Even though Prime Minister KP Sharma Oli has floated the idea of promoting wind energy to address the power crisis, the government, however, is not in a position to take immediate initiatives on this front.
Officials at both Investment Board Nepal (IBN) and Alternative Energy Promotion Centre (AEPC) said there has not been any proper feasibility study for big-scale wind energy projects and the country lacks policy and regulatory frameworks such as licence regime, royalty fees, technical guidelines and wind tariff modalities, among others.
The only significant step taken so far is the IBN has sought pre-feasibility study, technical design, cost estimation and business plan from Gurkha’s UK Limited, a company that had submitted a proposal for generating 300MW wind energy within a year and 3,000MW in three years. “We have sought details about their plan,” said IBN CEO Radhes Pant.

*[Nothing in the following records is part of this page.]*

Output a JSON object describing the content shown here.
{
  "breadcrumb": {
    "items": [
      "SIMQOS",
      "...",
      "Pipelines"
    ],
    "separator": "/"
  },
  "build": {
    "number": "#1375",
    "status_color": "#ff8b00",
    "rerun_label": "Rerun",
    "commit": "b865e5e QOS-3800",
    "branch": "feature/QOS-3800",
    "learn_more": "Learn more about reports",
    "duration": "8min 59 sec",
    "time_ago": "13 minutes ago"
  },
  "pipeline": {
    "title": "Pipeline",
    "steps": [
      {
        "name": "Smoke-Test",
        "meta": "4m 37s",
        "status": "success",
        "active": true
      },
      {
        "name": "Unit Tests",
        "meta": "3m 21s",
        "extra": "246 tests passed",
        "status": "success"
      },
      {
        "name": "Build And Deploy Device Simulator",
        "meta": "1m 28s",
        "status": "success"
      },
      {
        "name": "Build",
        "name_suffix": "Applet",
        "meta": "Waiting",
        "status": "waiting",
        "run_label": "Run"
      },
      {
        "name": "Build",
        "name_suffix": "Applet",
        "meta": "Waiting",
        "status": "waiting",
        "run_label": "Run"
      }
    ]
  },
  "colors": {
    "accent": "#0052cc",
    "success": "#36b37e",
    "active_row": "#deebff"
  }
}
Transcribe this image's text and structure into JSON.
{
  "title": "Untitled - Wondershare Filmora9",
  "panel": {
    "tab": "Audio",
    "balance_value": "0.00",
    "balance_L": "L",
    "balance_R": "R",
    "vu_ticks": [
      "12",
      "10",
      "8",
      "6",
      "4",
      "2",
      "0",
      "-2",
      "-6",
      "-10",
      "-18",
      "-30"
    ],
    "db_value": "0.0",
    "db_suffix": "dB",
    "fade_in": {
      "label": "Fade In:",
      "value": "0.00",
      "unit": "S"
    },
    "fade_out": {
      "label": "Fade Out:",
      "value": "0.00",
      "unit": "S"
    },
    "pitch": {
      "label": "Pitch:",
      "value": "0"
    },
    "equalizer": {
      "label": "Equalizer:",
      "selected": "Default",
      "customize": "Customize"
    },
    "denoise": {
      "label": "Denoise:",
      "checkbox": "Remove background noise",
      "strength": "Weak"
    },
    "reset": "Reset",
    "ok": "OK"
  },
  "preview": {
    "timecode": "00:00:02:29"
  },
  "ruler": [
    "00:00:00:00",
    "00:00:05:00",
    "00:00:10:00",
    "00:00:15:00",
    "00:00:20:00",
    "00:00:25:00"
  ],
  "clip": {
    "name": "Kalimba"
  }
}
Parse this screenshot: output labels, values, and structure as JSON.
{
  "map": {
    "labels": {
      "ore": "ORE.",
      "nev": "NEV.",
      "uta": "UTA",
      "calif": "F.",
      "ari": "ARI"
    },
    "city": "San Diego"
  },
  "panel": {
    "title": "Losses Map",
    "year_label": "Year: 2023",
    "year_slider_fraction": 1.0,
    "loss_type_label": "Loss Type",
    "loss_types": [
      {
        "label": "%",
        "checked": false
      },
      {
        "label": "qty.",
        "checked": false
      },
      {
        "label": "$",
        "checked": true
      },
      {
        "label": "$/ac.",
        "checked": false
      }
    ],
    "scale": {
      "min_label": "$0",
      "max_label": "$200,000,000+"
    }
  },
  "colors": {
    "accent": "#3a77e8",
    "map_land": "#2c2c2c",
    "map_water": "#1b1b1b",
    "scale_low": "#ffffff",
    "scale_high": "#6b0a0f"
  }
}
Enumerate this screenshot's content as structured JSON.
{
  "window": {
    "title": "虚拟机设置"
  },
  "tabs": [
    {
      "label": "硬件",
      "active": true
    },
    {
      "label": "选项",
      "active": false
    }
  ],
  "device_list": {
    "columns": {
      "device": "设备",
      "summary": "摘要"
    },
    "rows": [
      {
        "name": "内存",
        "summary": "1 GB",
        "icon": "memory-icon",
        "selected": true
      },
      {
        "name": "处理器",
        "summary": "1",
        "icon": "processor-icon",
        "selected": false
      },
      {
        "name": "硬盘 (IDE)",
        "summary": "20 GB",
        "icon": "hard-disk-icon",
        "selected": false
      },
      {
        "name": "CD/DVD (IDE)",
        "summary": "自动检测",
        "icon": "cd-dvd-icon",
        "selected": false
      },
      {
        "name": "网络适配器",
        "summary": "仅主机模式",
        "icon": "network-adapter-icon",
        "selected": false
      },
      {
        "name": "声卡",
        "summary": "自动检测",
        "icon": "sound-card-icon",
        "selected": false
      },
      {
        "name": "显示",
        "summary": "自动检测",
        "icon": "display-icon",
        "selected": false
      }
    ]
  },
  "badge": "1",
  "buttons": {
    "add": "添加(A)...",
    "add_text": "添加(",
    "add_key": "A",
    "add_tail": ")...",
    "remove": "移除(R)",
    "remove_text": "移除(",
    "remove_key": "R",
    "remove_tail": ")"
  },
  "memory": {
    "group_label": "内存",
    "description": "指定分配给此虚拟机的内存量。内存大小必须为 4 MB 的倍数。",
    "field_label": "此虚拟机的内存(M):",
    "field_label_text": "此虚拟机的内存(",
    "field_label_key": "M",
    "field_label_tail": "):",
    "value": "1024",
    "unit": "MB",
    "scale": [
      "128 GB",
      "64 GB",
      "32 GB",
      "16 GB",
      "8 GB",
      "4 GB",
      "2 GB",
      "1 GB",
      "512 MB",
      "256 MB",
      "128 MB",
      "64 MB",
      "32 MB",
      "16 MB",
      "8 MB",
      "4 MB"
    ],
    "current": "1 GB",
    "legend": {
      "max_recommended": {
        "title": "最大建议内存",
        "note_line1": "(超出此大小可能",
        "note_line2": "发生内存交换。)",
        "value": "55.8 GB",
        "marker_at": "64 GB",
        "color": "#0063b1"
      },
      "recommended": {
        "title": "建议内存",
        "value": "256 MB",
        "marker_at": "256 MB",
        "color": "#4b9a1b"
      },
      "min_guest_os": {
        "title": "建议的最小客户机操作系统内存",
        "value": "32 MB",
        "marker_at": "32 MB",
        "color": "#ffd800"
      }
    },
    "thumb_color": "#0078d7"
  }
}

According to IBN, developing wind energy needs wind mapping data, which is still not there. “We need at least one-year wind mapping data of particular place where such projects are to be developed,” said Pant.
IBN officials said they have also not found any feasibility studies for large scale wind energy projects. “Most of the studies done so far are for rural electrification purposes,” said one of the officials.
According to AEPC, the Solar and wind Energy Resource Assessment (SWERA) project, 2007, had made an attempt to map the wind resource potential in Nepal. The assessment had shown a good prospect of wind energy development with a power generation prediction of about 3,000MW. The study, however, had conducted the study at places with 10km from the national power transmission grid.
“However, it was a macro-level study and no detailed study has been conducted after that,” Ram Prasad Dhital, executive director at AEPC, said. “We need to do serious homework if we are to initiate the task of promoting wind energy.”
A preliminary study conducted by the National Atmospheric Resource and Environment Research Laboratory at the Central Department of Physics, Tribhuvan University had stated Western and Far-western regions of the country have vast wind energy resources that could be extracted commercially. The study has shown Dadeldhura and Darchula in Far-west and Mustang, Palpa and Gulmi in Western Region have hundreds of megawatts of wind power potential.
Former National Planning Commission Vice-chairman Govinda Raj Pokhrel said the main challenge for wind energy promotion was the lack of a tangible policy. “The government does not have the policy regarding terms and conditions, facilities to be given by the state and Power Purchase Agreement rate among others.”
Another issue is related to logistics. Since wind energy generation requires installation huge wind turbines, shipping such large equipment to the northern belt, where the wind power potential high, is difficult due to poor road infrastructure.
“The infrastructure development cost for wind power is usually lower compared to hydropower. The case, however, is not same as far as Nepal is concerned as they are several constraints, mostly regarding to road,” said Pokhrel, who is also former AEPC executive director.
He said given’s Nepal geographical situation, the logistics will have to be shipped via high-capacity choppers. This means, the cost of wind energy would be higher than that of hydro electricity.
Despite such hindrances, Pokhrel said the country should promote wind power. “Nepal is vulnerable to natural disasters. Hence, there needs to be 10-15 percent support of alternative energy, including wind and solar,” he said.